  • itching
  • fever
  • unexplained weight gain
  • fatigue
  • nausea
  • loss of appetite
  • swelling in the lower legs, feet, ankles, or abdomen
  • pain in the upper right of the stomach
  • yellowing of the eyes or skin
  • blisters
  • rash
  • fast or irregular heartbeat
  • hives
  • swelling of the arms, hands, lips, throat, or eyes
  • difficulty urinating
  • back pain
  • difficulty breathing or shortness of breath

Voltaren may have other side effects. A person should contact their doctor if side effects are persistent or severe.

Voltaren is an NSAID that people take for the treatment of pain and inflammation associated with arthritis, injury, or surgery.

Voltaren works by blocking an enzyme called cyclooxygenase (COX)-1 and-2, which causes the body to make less prostaglandins, the chemicals that cause inflammation.

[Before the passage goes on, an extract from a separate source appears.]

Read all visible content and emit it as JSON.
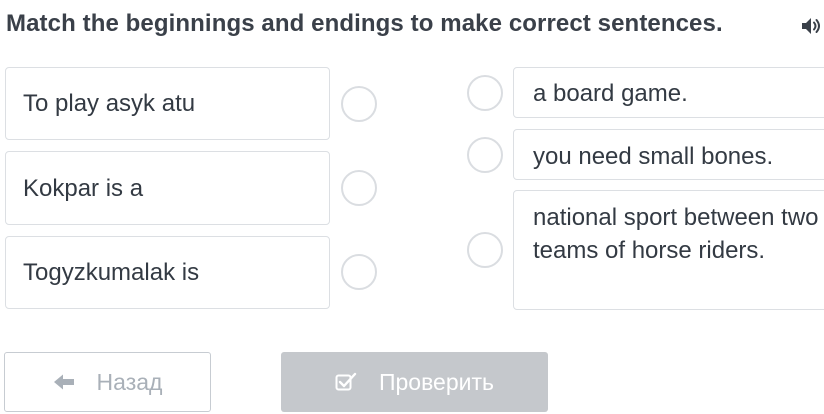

A person can get Voltaren over the counter at a pharmacy, or through a doctor’s prescription.

The treatment is available as an oral tablet, an IV solution, and most commonly as a gel. It is also available as a suppository in some countries, such as Canada. A person can apply the gel in specific amounts directly to the affected joints.

Voltaren is more potent than NSAIDs like ibuprofen and non-opioid painkillers like Tylenol. It is less potent than opioid medications like codeine and morphine.

Voltaren has potential side effects such as headaches, diarrhea, and dizziness.

Some people may experience more serious side effects such as swelling in the face, rash, and fever.

If a person experiences serious side effects, they should contact their doctor.